In a nutshell, while the RAP is filed every 30 days, the NOA is filed only once. It’s a one-time submission within five (5) days from the initial start-of-care (SOC) visit, which covers continuous 30-day periods of care until the patient is discharged from home health services.
- The appropriate physician’s written or verbal order that sets out the services required for the initial visit has been received and documented as required at 42 Code of Federal Regulations (CFR) Sections 484.60(b) and 409.43(d); and
- The initial visit within the 60-day certification period has been made and the individual is admitted to home health care (84 FR 60548)
- For all patients receiving home health services in 2021 whose services will continue in 2022, you should submit a NOA with a one-time, artificial “admission” date corresponding to the “From” date of the first period of continuing care in 2022.
- CMS only requires one (1) NOA for any series of home health periods of care (POCs) beginning with admission to home care and ending with discharge. Once you report a discharge to Medicare, you must send a new NOA before submitting any additional claims.
- Home health agencies must submit a NOA to their Medicare Administrative Contractor (MAC) within five (5) calendar days from the SOC date. Once again, the NOA is a one-time submission that establishes the home health POC and covers contiguous 30-day POCs until you discharge the individual from Medicare home health services.
Remember that the penalty for late submission of NOA starts from the first day of the 60-day episode of care or five (5) days after the initial visit, NOT the first day after the agency missed the deadline. A late NOA submission is penalized at 1/30th of the expected payment per day applied from the date of admission, which represents a potential loss of 20% or more. This will particularly affect you if non-billable visits reduce the full payment to a Low Utilization Payment Adjustment (LUPA).
The RAP value is only a 30-day period of time, where the NOA basically is from the beginning to the time that it is actually accepted. For instance, if the NOA is 45 days late next year, then the agency will be penalized for 45 days, not just 30.
Actionable Tips to Prepare for NOA 2022
Align your Revenue Cycle Management
Your clinical and revenue cycle teams should coordinate patient admissions and NOA timelines. Once a patient admission is completed, the billing team must be informed of the NOA submission and acceptance timeframe to avoid delays.

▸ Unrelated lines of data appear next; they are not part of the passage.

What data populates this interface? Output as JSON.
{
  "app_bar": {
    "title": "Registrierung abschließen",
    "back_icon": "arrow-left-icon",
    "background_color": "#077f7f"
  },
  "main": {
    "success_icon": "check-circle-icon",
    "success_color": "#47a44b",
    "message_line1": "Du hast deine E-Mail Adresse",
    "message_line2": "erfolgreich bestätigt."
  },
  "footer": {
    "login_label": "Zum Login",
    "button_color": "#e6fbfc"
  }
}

Improve documentation accuracy
Although not required for NOA submission, it is best to observe timely submission and review of the OASIS SOC to immediately identify the LUPA threshold and generate a HIPPS code reflective of the actual focus care and consistent with the HIPPS code for final claim.
Aside from a time-efficient review timeline, your QA/coding provider should also proactively help you track any lacking intake documentation. These are essential bases for the focus of care and primary diagnosis ICD-10 coding.

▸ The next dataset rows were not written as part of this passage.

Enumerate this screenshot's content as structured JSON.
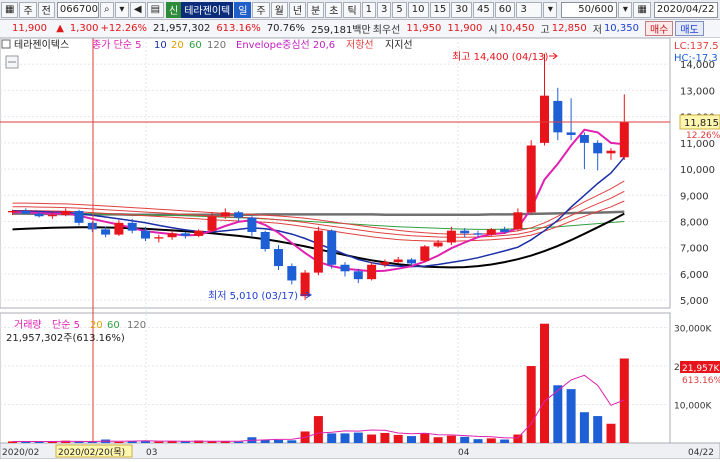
{
  "toolbar": {
    "market_mode": "주",
    "prev_btn": "전",
    "stock_code": "066700",
    "credit_tag": "신",
    "stock_name": "테라젠이텍",
    "periods": [
      "일",
      "주",
      "월",
      "년",
      "분",
      "초",
      "틱"
    ],
    "intervals": [
      "1",
      "3",
      "5",
      "10",
      "15",
      "30",
      "45",
      "60"
    ],
    "interval_select": "3",
    "counter": "50/600",
    "date": "2020/04/22"
  },
  "quote": {
    "price": "11,900",
    "change": "1,300",
    "change_pct": "+12.26%",
    "volume": "21,957,302",
    "vol_pct": "613.16%",
    "ratio": "70.76%",
    "amount": "259,181백만",
    "best_ask_label": "최우선",
    "best_ask": "11,950",
    "best_bid": "11,900",
    "open_label": "시",
    "open": "10,450",
    "high_label": "고",
    "high": "12,850",
    "low_label": "저",
    "low": "10,350",
    "buy_label": "매수",
    "sell_label": "매도"
  },
  "price_panel": {
    "legend": {
      "name": "테라젠이텍스",
      "ma_label": "종가 단순 5",
      "ma_periods": [
        "10",
        "20",
        "60",
        "120"
      ],
      "envelope": "Envelope중심선 20,6",
      "resist": "저항선",
      "support": "지지선"
    },
    "lc_label": "LC:137.5",
    "hc_label": "HC:-17.3",
    "current_price_tag": "11,815",
    "current_pct_tag": "12.26%",
    "high_annotation": "최고 14,400 (04/13)",
    "low_annotation": "최저 5,010 (03/17)",
    "y_ticks": [
      "14,000",
      "13,000",
      "12,000",
      "11,000",
      "10,000",
      "9,000",
      "8,000",
      "7,000",
      "6,000",
      "5,000"
    ]
  },
  "volume_panel": {
    "legend": {
      "name": "거래량",
      "ma_label": "단순 5",
      "ma_periods": [
        "20",
        "60",
        "120"
      ],
      "value": "21,957,302주(613.16%)"
    },
    "y_ticks": [
      "30,000K",
      "20,000K",
      "10,000K"
    ],
    "current_vol_tag": "21,957K",
    "current_pct_tag": "613.16%"
  },
  "x_axis": {
    "labels": [
      "2020/02",
      "2020/02/20(목)",
      "03",
      "04",
      "04/22"
    ]
  },
  "colors": {
    "up": "#e8141b",
    "down": "#1f5fd6",
    "ma5": "#e020b0",
    "ma10": "#1a2fa8",
    "ma60": "#30a040",
    "ma120": "#707070",
    "envelope": "#e04040",
    "support": "#000000"
  },
  "chart_data": {
    "type": "candlestick",
    "candles": [
      {
        "o": 8350,
        "h": 8450,
        "l": 8250,
        "c": 8400
      },
      {
        "o": 8400,
        "h": 8500,
        "l": 8280,
        "c": 8300
      },
      {
        "o": 8300,
        "h": 8380,
        "l": 8150,
        "c": 8200
      },
      {
        "o": 8200,
        "h": 8350,
        "l": 8100,
        "c": 8250
      },
      {
        "o": 8250,
        "h": 8500,
        "l": 8200,
        "c": 8400
      },
      {
        "o": 8400,
        "h": 8450,
        "l": 7850,
        "c": 7950
      },
      {
        "o": 7950,
        "h": 8000,
        "l": 7600,
        "c": 7700
      },
      {
        "o": 7700,
        "h": 7800,
        "l": 7400,
        "c": 7500
      },
      {
        "o": 7500,
        "h": 8050,
        "l": 7450,
        "c": 7950
      },
      {
        "o": 7950,
        "h": 8100,
        "l": 7550,
        "c": 7650
      },
      {
        "o": 7650,
        "h": 7800,
        "l": 7250,
        "c": 7350
      },
      {
        "o": 7350,
        "h": 7500,
        "l": 7200,
        "c": 7400
      },
      {
        "o": 7400,
        "h": 7650,
        "l": 7300,
        "c": 7550
      },
      {
        "o": 7550,
        "h": 7600,
        "l": 7350,
        "c": 7450
      },
      {
        "o": 7450,
        "h": 7700,
        "l": 7400,
        "c": 7650
      },
      {
        "o": 7650,
        "h": 8350,
        "l": 7600,
        "c": 8200
      },
      {
        "o": 8200,
        "h": 8500,
        "l": 8100,
        "c": 8350
      },
      {
        "o": 8350,
        "h": 8400,
        "l": 8000,
        "c": 8150
      },
      {
        "o": 8150,
        "h": 8200,
        "l": 7450,
        "c": 7600
      },
      {
        "o": 7600,
        "h": 7650,
        "l": 6850,
        "c": 6950
      },
      {
        "o": 6950,
        "h": 7100,
        "l": 6150,
        "c": 6300
      },
      {
        "o": 6300,
        "h": 6400,
        "l": 5600,
        "c": 5750
      },
      {
        "o": 5150,
        "h": 6150,
        "l": 5010,
        "c": 6050
      },
      {
        "o": 6050,
        "h": 7800,
        "l": 5950,
        "c": 7650
      },
      {
        "o": 7650,
        "h": 7700,
        "l": 6200,
        "c": 6350
      },
      {
        "o": 6350,
        "h": 6450,
        "l": 5900,
        "c": 6100
      },
      {
        "o": 6100,
        "h": 6200,
        "l": 5650,
        "c": 5800
      },
      {
        "o": 5800,
        "h": 6450,
        "l": 5750,
        "c": 6350
      },
      {
        "o": 6350,
        "h": 6550,
        "l": 6250,
        "c": 6450
      },
      {
        "o": 6450,
        "h": 6650,
        "l": 6400,
        "c": 6550
      },
      {
        "o": 6550,
        "h": 6600,
        "l": 6300,
        "c": 6400
      },
      {
        "o": 6500,
        "h": 7100,
        "l": 6450,
        "c": 7050
      },
      {
        "o": 7050,
        "h": 7300,
        "l": 7000,
        "c": 7200
      },
      {
        "o": 7200,
        "h": 7800,
        "l": 7100,
        "c": 7650
      },
      {
        "o": 7650,
        "h": 7750,
        "l": 7400,
        "c": 7550
      },
      {
        "o": 7550,
        "h": 7650,
        "l": 7400,
        "c": 7500
      },
      {
        "o": 7500,
        "h": 7750,
        "l": 7450,
        "c": 7700
      },
      {
        "o": 7700,
        "h": 7800,
        "l": 7550,
        "c": 7600
      },
      {
        "o": 7700,
        "h": 8500,
        "l": 7650,
        "c": 8350
      },
      {
        "o": 8350,
        "h": 11100,
        "l": 8300,
        "c": 10900
      },
      {
        "o": 11000,
        "h": 14400,
        "l": 10900,
        "c": 12800
      },
      {
        "o": 12600,
        "h": 13100,
        "l": 11100,
        "c": 11400
      },
      {
        "o": 11400,
        "h": 12700,
        "l": 11100,
        "c": 11300
      },
      {
        "o": 11300,
        "h": 11400,
        "l": 10000,
        "c": 11000
      },
      {
        "o": 11000,
        "h": 11100,
        "l": 9950,
        "c": 10600
      },
      {
        "o": 10600,
        "h": 10800,
        "l": 10350,
        "c": 10700
      },
      {
        "o": 10450,
        "h": 12850,
        "l": 10350,
        "c": 11815
      }
    ],
    "volume_k": [
      400,
      350,
      300,
      450,
      600,
      350,
      300,
      900,
      300,
      450,
      500,
      350,
      500,
      400,
      650,
      500,
      400,
      350,
      1500,
      900,
      800,
      700,
      3000,
      7000,
      2500,
      2500,
      2700,
      2200,
      2600,
      2100,
      1800,
      2600,
      1500,
      1900,
      1600,
      1000,
      1200,
      900,
      2200,
      20000,
      31000,
      15000,
      14000,
      8000,
      7000,
      5000,
      21957
    ],
    "ma5": [
      8350,
      8350,
      8320,
      8300,
      8310,
      8220,
      8100,
      7990,
      7880,
      7750,
      7630,
      7570,
      7520,
      7470,
      7490,
      7640,
      7830,
      7990,
      8050,
      7870,
      7570,
      7180,
      6800,
      6460,
      6300,
      6200,
      6150,
      6100,
      6120,
      6200,
      6300,
      6470,
      6700,
      6980,
      7200,
      7400,
      7520,
      7560,
      7750,
      8500,
      9600,
      10200,
      10900,
      11500,
      11400,
      11000,
      10950
    ],
    "ma10": [
      8400,
      8390,
      8380,
      8360,
      8350,
      8300,
      8240,
      8170,
      8100,
      8030,
      7950,
      7850,
      7760,
      7680,
      7620,
      7600,
      7650,
      7700,
      7760,
      7720,
      7640,
      7520,
      7350,
      7150,
      6950,
      6750,
      6550,
      6430,
      6340,
      6300,
      6280,
      6300,
      6360,
      6440,
      6520,
      6620,
      6750,
      6880,
      7020,
      7300,
      7650,
      8050,
      8550,
      9000,
      9450,
      9850,
      10450
    ],
    "envelope_upper": [
      8700,
      8700,
      8690,
      8680,
      8670,
      8650,
      8620,
      8590,
      8560,
      8530,
      8500,
      8470,
      8440,
      8400,
      8370,
      8340,
      8310,
      8290,
      8270,
      8240,
      8210,
      8170,
      8120,
      8060,
      7990,
      7920,
      7850,
      7780,
      7720,
      7660,
      7610,
      7570,
      7540,
      7520,
      7510,
      7520,
      7540,
      7580,
      7640,
      7760,
      7950,
      8200,
      8470,
      8750,
      9000,
      9250,
      9550
    ],
    "envelope_mid": [
      8560,
      8560,
      8550,
      8540,
      8530,
      8510,
      8480,
      8450,
      8420,
      8390,
      8360,
      8330,
      8300,
      8270,
      8240,
      8210,
      8180,
      8160,
      8140,
      8110,
      8070,
      8020,
      7960,
      7890,
      7820,
      7750,
      7680,
      7610,
      7550,
      7500,
      7460,
      7430,
      7410,
      7400,
      7400,
      7410,
      7430,
      7470,
      7520,
      7620,
      7790,
      8000,
      8230,
      8460,
      8680,
      8890,
      9150
    ],
    "envelope_lower": [
      8420,
      8420,
      8410,
      8400,
      8390,
      8370,
      8340,
      8310,
      8280,
      8250,
      8220,
      8190,
      8160,
      8130,
      8100,
      8070,
      8040,
      8020,
      8000,
      7970,
      7930,
      7870,
      7800,
      7720,
      7640,
      7560,
      7490,
      7420,
      7360,
      7310,
      7280,
      7260,
      7250,
      7250,
      7260,
      7280,
      7300,
      7340,
      7390,
      7480,
      7630,
      7810,
      8010,
      8200,
      8380,
      8560,
      8780
    ],
    "ma60": [
      8350,
      8340,
      8330,
      8320,
      8310,
      8300,
      8290,
      8280,
      8270,
      8260,
      8250,
      8240,
      8230,
      8220,
      8200,
      8180,
      8160,
      8140,
      8120,
      8100,
      8070,
      8040,
      8010,
      7980,
      7950,
      7920,
      7890,
      7860,
      7830,
      7800,
      7780,
      7760,
      7740,
      7720,
      7710,
      7700,
      7700,
      7710,
      7720,
      7740,
      7770,
      7800,
      7840,
      7880,
      7920,
      7960,
      8000
    ],
    "ma120": [
      8300,
      8300,
      8290,
      8290,
      8280,
      8280,
      8270,
      8270,
      8270,
      8260,
      8260,
      8260,
      8260,
      8260,
      8260,
      8260,
      8260,
      8260,
      8260,
      8270,
      8270,
      8270,
      8270,
      8270,
      8270,
      8270,
      8270,
      8270,
      8260,
      8260,
      8260,
      8260,
      8260,
      8260,
      8260,
      8260,
      8270,
      8270,
      8280,
      8290,
      8300,
      8310,
      8320,
      8330,
      8340,
      8350,
      8370
    ],
    "support": [
      7700,
      7720,
      7740,
      7760,
      7770,
      7780,
      7780,
      7770,
      7760,
      7740,
      7720,
      7690,
      7660,
      7630,
      7590,
      7550,
      7500,
      7450,
      7390,
      7320,
      7240,
      7150,
      7050,
      6940,
      6830,
      6720,
      6610,
      6520,
      6440,
      6370,
      6320,
      6280,
      6260,
      6250,
      6260,
      6300,
      6360,
      6450,
      6560,
      6700,
      6870,
      7070,
      7290,
      7530,
      7780,
      8030,
      8300
    ],
    "vol_ma5": [
      400,
      400,
      390,
      380,
      420,
      410,
      400,
      500,
      470,
      500,
      560,
      490,
      500,
      440,
      480,
      480,
      470,
      480,
      700,
      800,
      930,
      960,
      1450,
      2600,
      2780,
      3140,
      3100,
      3380,
      3300,
      2600,
      2380,
      2520,
      2160,
      2100,
      1920,
      1720,
      1640,
      1320,
      1380,
      5020,
      10900,
      13600,
      16400,
      17600,
      15000,
      9800,
      11200
    ],
    "ylim": [
      4700,
      15000
    ],
    "vol_ylim": [
      0,
      33000
    ]
  }
}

Stay on top of the Patient Admission Date
Always remember that the ‘From’ date on the claim (the first date of the payment period) is Day 0. For a NOA to be considered timely, it needs to be accepted by the MAC by Day 6, or five (5) days after the ‘From’ date.

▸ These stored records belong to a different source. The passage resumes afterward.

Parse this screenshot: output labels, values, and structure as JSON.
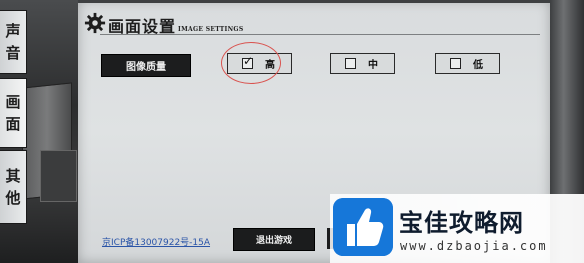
{
  "side_tabs": [
    {
      "label_line1": "声",
      "label_line2": "音"
    },
    {
      "label_line1": "画",
      "label_line2": "面"
    },
    {
      "label_line1": "其",
      "label_line2": "他"
    }
  ],
  "panel": {
    "title": "画面设置",
    "subtitle": "IMAGE SETTINGS",
    "quality_label": "图像质量",
    "options": [
      {
        "label": "高",
        "checked": true
      },
      {
        "label": "中",
        "checked": false
      },
      {
        "label": "低",
        "checked": false
      }
    ],
    "check_mark": "✓"
  },
  "footer": {
    "icp": "京ICP备13007922号-15A",
    "exit_button": "退出游戏"
  },
  "watermark": {
    "title": "宝佳攻略网",
    "url": "www.dzbaojia.com"
  },
  "colors": {
    "annotation_circle": "#d9534f",
    "watermark_blue": "#1677d9",
    "icp_link": "#2b55a8"
  }
}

NOTE: Generally, the Fiscal Intermediary Standard System (FISS) is not open on Sundays and holidays— this practically means that submission timelines can vary based on which day of the week the patient admission has been accepted. Refer to the timetable below assuming the agency submits a day before Day 5 (or the last day of timely acceptance).
Success in adjusting to this change weighs heavily on good practices, such as streamlining documentation, adhering to strict timelines, and adopting smarter, more efficient techniques. Agencies should continue to run effective, compliant operations, maximize the use of EMR tools, and continue to meet CoP requirements throughout the course of care. On the other hand, while quality documentation should be kept a priority, it is equally important for agencies to constantly improve patient care.